Judaism's Value of Happiness

Another common time to express gratitude is before and after eating. In the Jewish blessing after meals, the words "v'achalta v'savata uveirachta" (you shall eat, be satisfied, and bless) are recited, teaching that one not only expresses gratitude on eating, but also on the feeling of being full and satisfied. Before we run to fulfill our next desire, we should pause to be full of gratitude and contentment (histapkut).

To be sure, happiness alone cannot be our end point. Toni Morrison, speaking to college graduates, said it best: "I urge you, please don't settle for happiness. It's not good enough. Of course, you deserve it. But if that is all you have in mind—happiness—I want to suggest to you that personal success devoid of meaningfulness, free of a steady commitment to social justice, that's more than a barren life, it is a trivial one. It's looking good instead of doing good." While we should strive to live with joy, we should balance this with other life commitments and values.

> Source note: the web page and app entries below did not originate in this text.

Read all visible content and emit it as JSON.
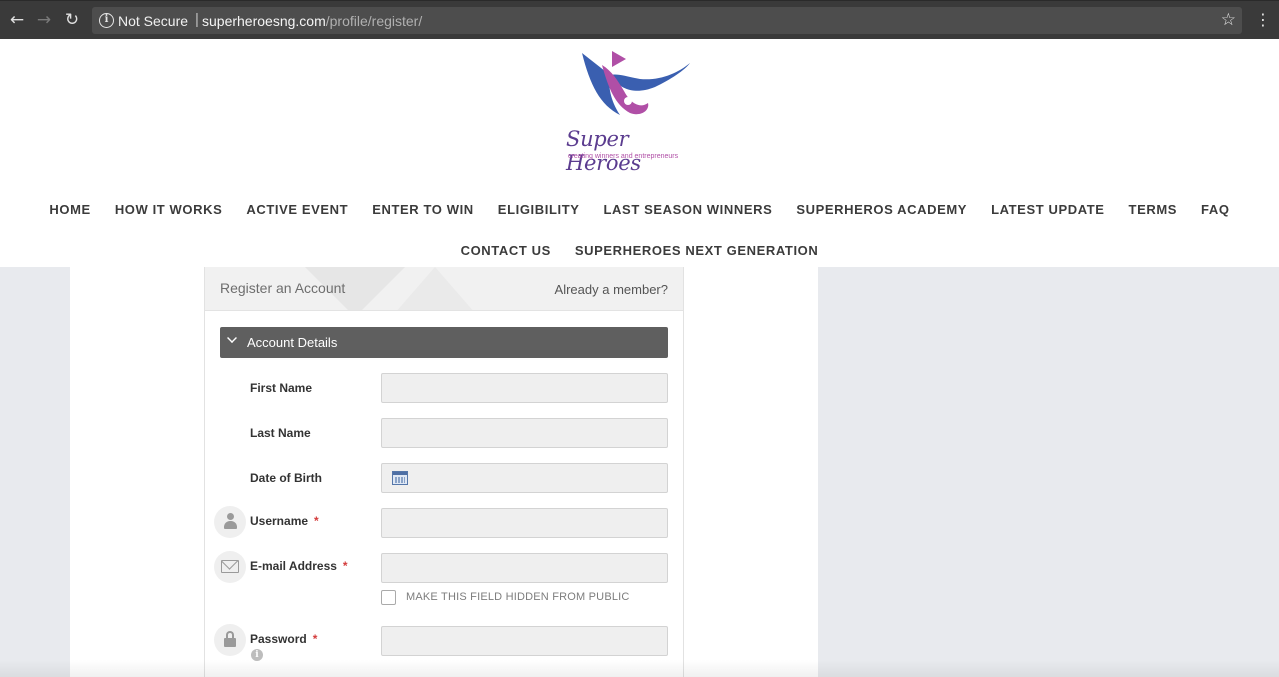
{
  "browser": {
    "back_icon": "←",
    "forward_icon": "→",
    "reload_icon": "↻",
    "info_icon": "i",
    "security_label": "Not Secure",
    "separator": "|",
    "url_host": "superheroesng.com",
    "url_path": "/profile/register/",
    "star_icon": "☆",
    "menu_icon": "⋮"
  },
  "site": {
    "logo_title": "Super Heroes",
    "logo_tagline": "creating winners and entrepreneurs",
    "brand_colors": {
      "purple": "#5b3c8f",
      "magenta": "#b04fa6",
      "blue": "#3a5fb0"
    }
  },
  "nav": {
    "row1": [
      "HOME",
      "HOW IT WORKS",
      "ACTIVE EVENT",
      "ENTER TO WIN",
      "ELIGIBILITY",
      "LAST SEASON WINNERS",
      "SUPERHEROS ACADEMY",
      "LATEST UPDATE",
      "TERMS",
      "FAQ"
    ],
    "row2": [
      "CONTACT US",
      "SUPERHEROES NEXT GENERATION"
    ]
  },
  "form": {
    "title": "Register an Account",
    "member_link": "Already a member?",
    "section_label": "Account Details",
    "fields": {
      "first_name": {
        "label": "First Name",
        "value": ""
      },
      "last_name": {
        "label": "Last Name",
        "value": ""
      },
      "dob": {
        "label": "Date of Birth",
        "value": ""
      },
      "username": {
        "label": "Username",
        "required": "*",
        "value": ""
      },
      "email": {
        "label": "E-mail Address",
        "required": "*",
        "value": ""
      },
      "password": {
        "label": "Password",
        "required": "*",
        "value": ""
      }
    },
    "hide_checkbox_label": "MAKE THIS FIELD HIDDEN FROM PUBLIC",
    "help_icon": "i"
  }
}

When we actively cultivate gratitude and idealism, we can become happier individuals better equipped to change the world and live inspired lives committed to doing good. The Jewish people have much to be preoccupied with, but when we infuse joy into our service and commitment we can actualize to the next level and in more sustainable and enjoyable ways.

4/1/2012 4:00:00 AM